Investigator: John Balmes, MD
Sponsor: University of California Berkeley

Location(s): United States

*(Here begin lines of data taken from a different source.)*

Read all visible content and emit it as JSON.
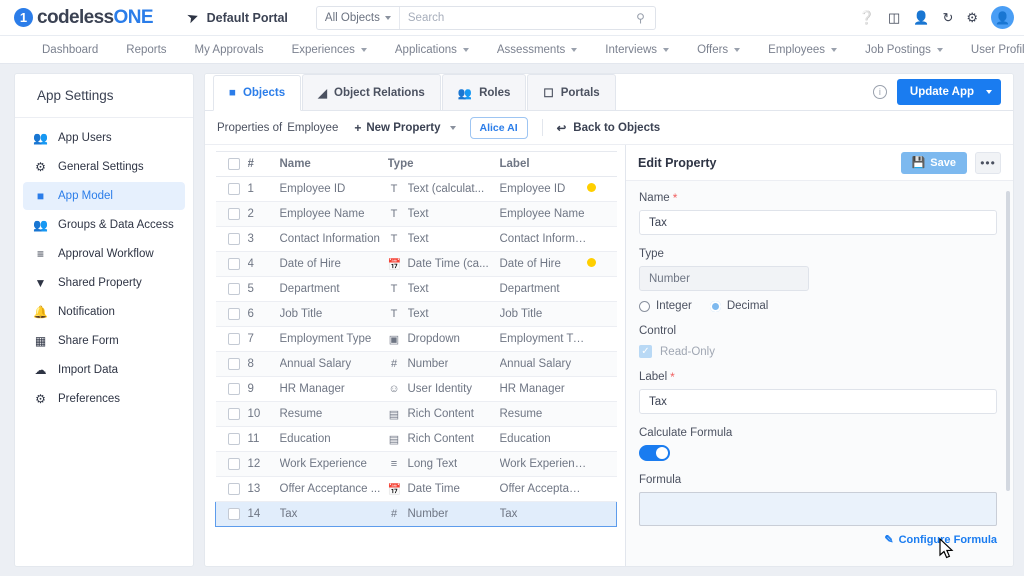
{
  "topbar": {
    "brand_mark": "1",
    "brand_dark": "codeless",
    "brand_blue": "ONE",
    "portal_name": "Default Portal",
    "portal_icon": "send-icon",
    "scope_label": "All Objects",
    "search_placeholder": "Search",
    "search_value": "",
    "icons": [
      "help-icon",
      "database-icon",
      "add-user-icon",
      "history-icon",
      "gear-icon",
      "account-avatar"
    ]
  },
  "nav": {
    "items": [
      {
        "label": "Dashboard",
        "caret": false
      },
      {
        "label": "Reports",
        "caret": false
      },
      {
        "label": "My Approvals",
        "caret": false
      },
      {
        "label": "Experiences",
        "caret": true
      },
      {
        "label": "Applications",
        "caret": true
      },
      {
        "label": "Assessments",
        "caret": true
      },
      {
        "label": "Interviews",
        "caret": true
      },
      {
        "label": "Offers",
        "caret": true
      },
      {
        "label": "Employees",
        "caret": true
      },
      {
        "label": "Job Postings",
        "caret": true
      },
      {
        "label": "User Profile",
        "caret": true
      }
    ]
  },
  "sidebar": {
    "title": "App Settings",
    "items": [
      {
        "label": "App Users",
        "icon": "users-icon",
        "active": false
      },
      {
        "label": "General Settings",
        "icon": "gear-icon",
        "active": false
      },
      {
        "label": "App Model",
        "icon": "cube-icon",
        "active": true
      },
      {
        "label": "Groups & Data Access",
        "icon": "group-icon",
        "active": false
      },
      {
        "label": "Approval Workflow",
        "icon": "checklist-icon",
        "active": false
      },
      {
        "label": "Shared Property",
        "icon": "tag-icon",
        "active": false
      },
      {
        "label": "Notification",
        "icon": "bell-icon",
        "active": false
      },
      {
        "label": "Share Form",
        "icon": "form-icon",
        "active": false
      },
      {
        "label": "Import Data",
        "icon": "cloud-upload-icon",
        "active": false
      },
      {
        "label": "Preferences",
        "icon": "hand-gear-icon",
        "active": false
      }
    ]
  },
  "tabs": [
    {
      "label": "Objects",
      "icon": "cube-icon",
      "active": true
    },
    {
      "label": "Object Relations",
      "icon": "relations-icon",
      "active": false
    },
    {
      "label": "Roles",
      "icon": "roles-icon",
      "active": false
    },
    {
      "label": "Portals",
      "icon": "portal-icon",
      "active": false
    }
  ],
  "header_actions": {
    "info_icon": "info-icon",
    "update_app_label": "Update App"
  },
  "toolbar": {
    "properties_of": "Properties of",
    "object_name": "Employee",
    "new_property_label": "New Property",
    "alice_label": "Alice AI",
    "back_label": "Back to Objects"
  },
  "table": {
    "columns": [
      "",
      "#",
      "Name",
      "Type",
      "Label",
      ""
    ],
    "rows": [
      {
        "num": "1",
        "name": "Employee ID",
        "type": "Text (calculat...",
        "type_icon": "text-icon",
        "label": "Employee ID",
        "flag": true
      },
      {
        "num": "2",
        "name": "Employee Name",
        "type": "Text",
        "type_icon": "text-icon",
        "label": "Employee Name",
        "flag": false
      },
      {
        "num": "3",
        "name": "Contact Information",
        "type": "Text",
        "type_icon": "text-icon",
        "label": "Contact Information",
        "flag": false
      },
      {
        "num": "4",
        "name": "Date of Hire",
        "type": "Date Time (ca...",
        "type_icon": "calendar-icon",
        "label": "Date of Hire",
        "flag": true
      },
      {
        "num": "5",
        "name": "Department",
        "type": "Text",
        "type_icon": "text-icon",
        "label": "Department",
        "flag": false
      },
      {
        "num": "6",
        "name": "Job Title",
        "type": "Text",
        "type_icon": "text-icon",
        "label": "Job Title",
        "flag": false
      },
      {
        "num": "7",
        "name": "Employment Type",
        "type": "Dropdown",
        "type_icon": "dropdown-icon",
        "label": "Employment Type",
        "flag": false
      },
      {
        "num": "8",
        "name": "Annual Salary",
        "type": "Number",
        "type_icon": "number-icon",
        "label": "Annual Salary",
        "flag": false
      },
      {
        "num": "9",
        "name": "HR Manager",
        "type": "User Identity",
        "type_icon": "user-icon",
        "label": "HR Manager",
        "flag": false
      },
      {
        "num": "10",
        "name": "Resume",
        "type": "Rich Content",
        "type_icon": "rich-icon",
        "label": "Resume",
        "flag": false
      },
      {
        "num": "11",
        "name": "Education",
        "type": "Rich Content",
        "type_icon": "rich-icon",
        "label": "Education",
        "flag": false
      },
      {
        "num": "12",
        "name": "Work Experience",
        "type": "Long Text",
        "type_icon": "longtext-icon",
        "label": "Work Experience",
        "flag": false
      },
      {
        "num": "13",
        "name": "Offer Acceptance ...",
        "type": "Date Time",
        "type_icon": "calendar-icon",
        "label": "Offer Acceptance ...",
        "flag": false
      },
      {
        "num": "14",
        "name": "Tax",
        "type": "Number",
        "type_icon": "number-icon",
        "label": "Tax",
        "flag": false,
        "selected": true
      }
    ]
  },
  "edit_panel": {
    "title": "Edit Property",
    "save_label": "Save",
    "more_label": "•••",
    "name_label": "Name",
    "name_value": "Tax",
    "type_label": "Type",
    "type_value": "Number",
    "radio_integer": "Integer",
    "radio_decimal": "Decimal",
    "radio_selected": "Decimal",
    "control_label": "Control",
    "readonly_label": "Read-Only",
    "readonly_checked": true,
    "label_label": "Label",
    "label_value": "Tax",
    "calculate_formula_label": "Calculate Formula",
    "calculate_formula_on": true,
    "formula_label": "Formula",
    "formula_value": "",
    "configure_formula_label": "Configure Formula"
  },
  "colors": {
    "accent": "#1a7cf0",
    "brand_blue": "#2b7de9",
    "flag_yellow": "#ffcf00",
    "selected_row": "#e1edfb",
    "panel_bg": "#fafbfc"
  }
}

The goal of the Center for Integrative Research on Childhood Leukemia and the Environment (CIRCLE) is to identify the causes of childhood acute lymphoblastic leukemia (ALL) and to support prevention efforts by educating health practitioners, families, and public health organizations on risk factors for leukemia. During the last half century, the incidence of childhood ALL has steadily increased in children, with the highest rates reported in Latinos. This rapid increase strongly supports the role of environmental exposures in the etiology of childhood ALL, either alone or in combination with genetic and epigenetic factors. Existing biological and epidemiological studies suggest that childhood ALL is often initiated in utero and fetal exposure to carcinogenic chemicals may play a role in the etiology of the disease. Given these findings and novel laboratory methods developed during CIRCLE's first cycle, the overarching theme for the next cycle is to identify additional in utero chemical risk factors for childhood ALL in an ethnically diverse population, and to understand how chemicals increase risk via immunological, genetic and epigenetic mechanisms. CIRCLE will integrate population-based and basic research by using archived maternal pregnancy blood specimens and neonatal blood spots from the California Department of Public Health, and will leverage resources from two ongoing studies - the California Childhood Leukemia Study and the California Mother-Child Birth Cohort. Integrated statistical analyses of the Projects will assess the interplay between in utero chemical exposures, immune status, genetics, and epigenetics in ALL etiology. Core A will provide oversight, coordination, and integration of Center activities, establish an External Advisory Committee, coordinate community engagement, collaborate with the Pediatric Health Specialist, and support the research career development of a new Career Development Investigator. Project 1 will evaluate the impact of in utero chemical exposures on the risk of childhood ALL, taking into account the role of maternal and neonatal immune status, as measured by immunomodulatory cytokines in maternal pregnancy sera and neonatal blood spots. Project 2 will characterize the totality of endogenous and exogenous chemical exposures in maternal and neonatal biospecimens to identify novel in utero risk factors for childhood ALL. New methods for profiling small molecules and protein adducts will be applied, and targeted analyses will be performed for small molecules previously found to be associated with ALL. Project 3 will determine the perturbation of DNA methylation by chemical, immune, and dietary factors, incorporating constitutive genetics, and will evaluate the role of these factors in integrated risk analyses of childhood ALL. Core C will support Projects 1, 2, 3 to elucidate causal mechanisms in a mouse model with a propensity to develop a mouse-analog of childhood ALL. The Community Outreach and Translation Core (Core B) will contribute to environmental health literacy in various audiences, including Latinos, and provide a scientific basis for developing prevention programs for ALL in children.